Pin Pravalprukskul's blog

Student Reporters 2015

Tropentag is a fantastic opportunity for young researchers to not only present their findings, but also to try their hands at communicating the exciting science gathered here from around the world. This year we have student reporters from Nigeria, Italy, the Philippines, Germany, the United States, Thailand, Kenya, the Netherlands, and Rwanda. Get the latest updates here on the blog, and through our social media channels: Facebook, YouTube and Flickr. 20150914_150629

Beyond the Conference: Research for Real Impact

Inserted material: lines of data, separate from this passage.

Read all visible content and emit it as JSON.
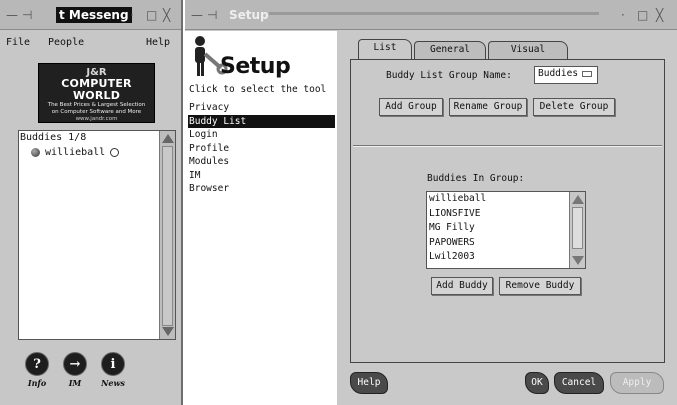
{
  "left_window": {
    "title": "t Messeng",
    "titlebar_controls": [
      "—",
      "⊣",
      "·",
      "□",
      "╳"
    ],
    "menu": {
      "file": "File",
      "people": "People",
      "help": "Help"
    },
    "ad": {
      "brand_top": "J&R",
      "brand_main": "COMPUTER WORLD",
      "tagline_1": "The Best Prices & Largest Selection",
      "tagline_2": "on Computer Software and More",
      "url": "www.jandr.com"
    },
    "buddy_list": {
      "header": "Buddies 1/8",
      "items": [
        {
          "name": "willieball"
        }
      ]
    },
    "toolbar": {
      "info": "Info",
      "im": "IM",
      "news": "News"
    }
  },
  "right_window": {
    "title": "Setup",
    "titlebar_controls": [
      "—",
      "⊣",
      "·",
      "□",
      "╳"
    ],
    "logo_text": "Setup",
    "hint": "Click to select the tool",
    "nav_items": [
      "Privacy",
      "Buddy List",
      "Login",
      "Profile",
      "Modules",
      "IM",
      "Browser"
    ],
    "selected_nav": "Buddy List",
    "tabs": [
      "List",
      "General",
      "Visual"
    ],
    "active_tab": "List",
    "group_name_label": "Buddy List Group Name:",
    "group_name_value": "Buddies",
    "group_buttons": {
      "add": "Add Group",
      "rename": "Rename Group",
      "delete": "Delete Group"
    },
    "buddies_label": "Buddies In Group:",
    "buddies": [
      "willieball",
      "LIONSFIVE",
      "MG Filly",
      "PAPOWERS",
      "Lwil2003"
    ],
    "buddy_buttons": {
      "add": "Add Buddy",
      "remove": "Remove Buddy"
    },
    "bottom_buttons": {
      "help": "Help",
      "ok": "OK",
      "cancel": "Cancel",
      "apply": "Apply"
    }
  }
}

Participants of Tropentag 2014, I hope you feel accomplished. With the wealth of excellent and groundbreaking work presented this year, it looks like we’re indeed one step forward in “bridging the gap between increasing knowledge and decreasing resources”. As we settle back in our home universities and institutes to catch up on work and resume our routines, it’s also perhaps a good time to reflect on what happens next. Conferences are great, but why end at the conference?
I found Dr. Richard Hall’s plenary speech, “Orienting and Keeping Scientific Research for Development On Track”, a timely reminder of what it is we conduct research for. Even at conferences such as Tropentag, where researchers address urgent issues of climate change and food security, “applied research” doesn’t necessarily translate to real change on the ground. Scientists don’t have the power or resources to implement policies, or to organise extension programs for farmers – that’s someone else’s responsibility. Or so we argue. Read more

Earthworms and yam beans: feeding fish in the future

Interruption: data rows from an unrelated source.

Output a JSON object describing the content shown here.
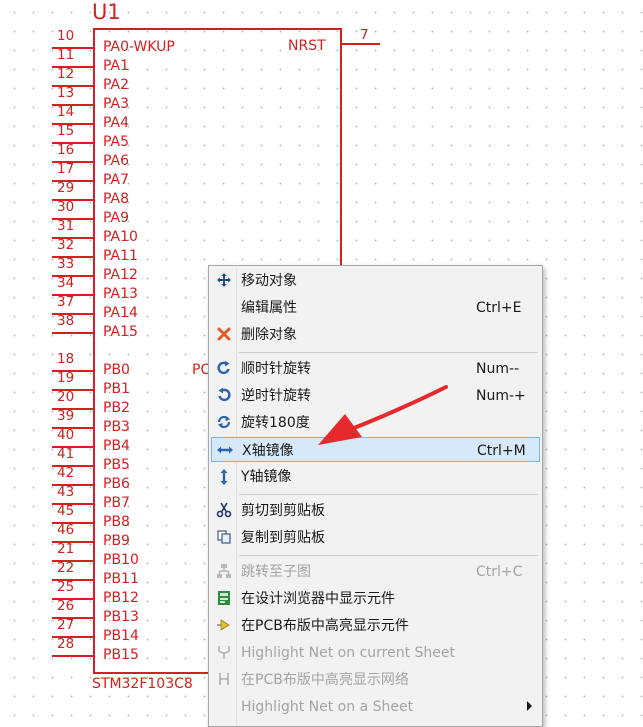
{
  "component": {
    "designator": "U1",
    "part_name": "STM32F103C8",
    "partial_pin_label": "PC",
    "left_pins": [
      {
        "num": "10",
        "name": "PA0-WKUP"
      },
      {
        "num": "11",
        "name": "PA1"
      },
      {
        "num": "12",
        "name": "PA2"
      },
      {
        "num": "13",
        "name": "PA3"
      },
      {
        "num": "14",
        "name": "PA4"
      },
      {
        "num": "15",
        "name": "PA5"
      },
      {
        "num": "16",
        "name": "PA6"
      },
      {
        "num": "17",
        "name": "PA7"
      },
      {
        "num": "29",
        "name": "PA8"
      },
      {
        "num": "30",
        "name": "PA9"
      },
      {
        "num": "31",
        "name": "PA10"
      },
      {
        "num": "32",
        "name": "PA11"
      },
      {
        "num": "33",
        "name": "PA12"
      },
      {
        "num": "34",
        "name": "PA13"
      },
      {
        "num": "37",
        "name": "PA14"
      },
      {
        "num": "38",
        "name": "PA15"
      },
      {
        "num": "18",
        "name": "PB0"
      },
      {
        "num": "19",
        "name": "PB1"
      },
      {
        "num": "20",
        "name": "PB2"
      },
      {
        "num": "39",
        "name": "PB3"
      },
      {
        "num": "40",
        "name": "PB4"
      },
      {
        "num": "41",
        "name": "PB5"
      },
      {
        "num": "42",
        "name": "PB6"
      },
      {
        "num": "43",
        "name": "PB7"
      },
      {
        "num": "45",
        "name": "PB8"
      },
      {
        "num": "46",
        "name": "PB9"
      },
      {
        "num": "21",
        "name": "PB10"
      },
      {
        "num": "22",
        "name": "PB11"
      },
      {
        "num": "25",
        "name": "PB12"
      },
      {
        "num": "26",
        "name": "PB13"
      },
      {
        "num": "27",
        "name": "PB14"
      },
      {
        "num": "28",
        "name": "PB15"
      }
    ],
    "right_pin": {
      "num": "7",
      "name": "NRST"
    }
  },
  "context_menu": {
    "items": [
      {
        "icon": "move-icon",
        "label": "移动对象",
        "shortcut": "",
        "disabled": false
      },
      {
        "icon": "",
        "label": "编辑属性",
        "shortcut": "Ctrl+E",
        "disabled": false
      },
      {
        "icon": "delete-icon",
        "label": "删除对象",
        "shortcut": "",
        "disabled": false,
        "separator_after": true
      },
      {
        "icon": "rotate-cw-icon",
        "label": "顺时针旋转",
        "shortcut": "Num--",
        "disabled": false
      },
      {
        "icon": "rotate-ccw-icon",
        "label": "逆时针旋转",
        "shortcut": "Num-+",
        "disabled": false
      },
      {
        "icon": "rotate-180-icon",
        "label": "旋转180度",
        "shortcut": "",
        "disabled": false
      },
      {
        "icon": "mirror-x-icon",
        "label": "X轴镜像",
        "shortcut": "Ctrl+M",
        "disabled": false,
        "highlighted": true
      },
      {
        "icon": "mirror-y-icon",
        "label": "Y轴镜像",
        "shortcut": "",
        "disabled": false,
        "separator_after": true
      },
      {
        "icon": "cut-icon",
        "label": "剪切到剪贴板",
        "shortcut": "",
        "disabled": false
      },
      {
        "icon": "copy-icon",
        "label": "复制到剪贴板",
        "shortcut": "",
        "disabled": false,
        "separator_after": true
      },
      {
        "icon": "hierarchy-icon",
        "label": "跳转至子图",
        "shortcut": "Ctrl+C",
        "disabled": true
      },
      {
        "icon": "browser-icon",
        "label": "在设计浏览器中显示元件",
        "shortcut": "",
        "disabled": false
      },
      {
        "icon": "pcb-highlight-icon",
        "label": "在PCB布版中高亮显示元件",
        "shortcut": "",
        "disabled": false
      },
      {
        "icon": "net-highlight-icon",
        "label": "Highlight Net on current Sheet",
        "shortcut": "",
        "disabled": true
      },
      {
        "icon": "pcb-net-icon",
        "label": "在PCB布版中高亮显示网络",
        "shortcut": "",
        "disabled": true
      },
      {
        "icon": "",
        "label": "Highlight Net on a Sheet",
        "shortcut": "",
        "disabled": true,
        "submenu": true
      }
    ]
  },
  "colors": {
    "schematic_red": "#d42020",
    "callout_arrow": "#e8292c",
    "menu_bg": "#f2f2f2",
    "highlight_bg": "#d7e8f8"
  }
}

Aquaculture is the world’s fastest growing food production industry, with farms supplying around half of the global fish supply. But to satisfy our soaring appetite for aquatic food, we first have to be able to feed the fish and shellfish. This isn’t such an easy task, as conventional feeds are becoming less sustainable and available. It’s no wonder then that the “Animal feeding and nutrition” Thematic Session was unofficially re-named “the fish and aquaculture” session, as all three presenters shined a spotlight on innovative aquaculture feed sources that are nutritious, but that can also address the challenges and demands of intensified fish and prawn farming. So what’s on the plate? Farmed Nile Tilapia, Cairo, Egypt. Photo by Samuel Stacey, 2012. (Continue...)

Seeing Tropentag through a different lens

Many of our student reporters this year are trying out scientific journalism for the first time at Tropentag. But Vitalii Korol, last year’s videographer from Ukraine, enjoyed his experience so much that he’s back for more. You may be wondering, though – why are students the reporters at a formal academic conference in the first place? Picjpg25 (Continue...)

Meet Juan, Student Reporter from Ecuador

Juan Egas is no stranger to crossing communication boundaries. He first got a taste of the world of lobbying through his previous work at the Ministry of Agriculture in his native Ecuador, where he developed a passion for connecting stakeholders from different arenas. He currently co-runs a blog on sustainability, and plans on using his Student Reporter skills to make complex scientific ideas more digestible for his readers. Continue
Syndicate content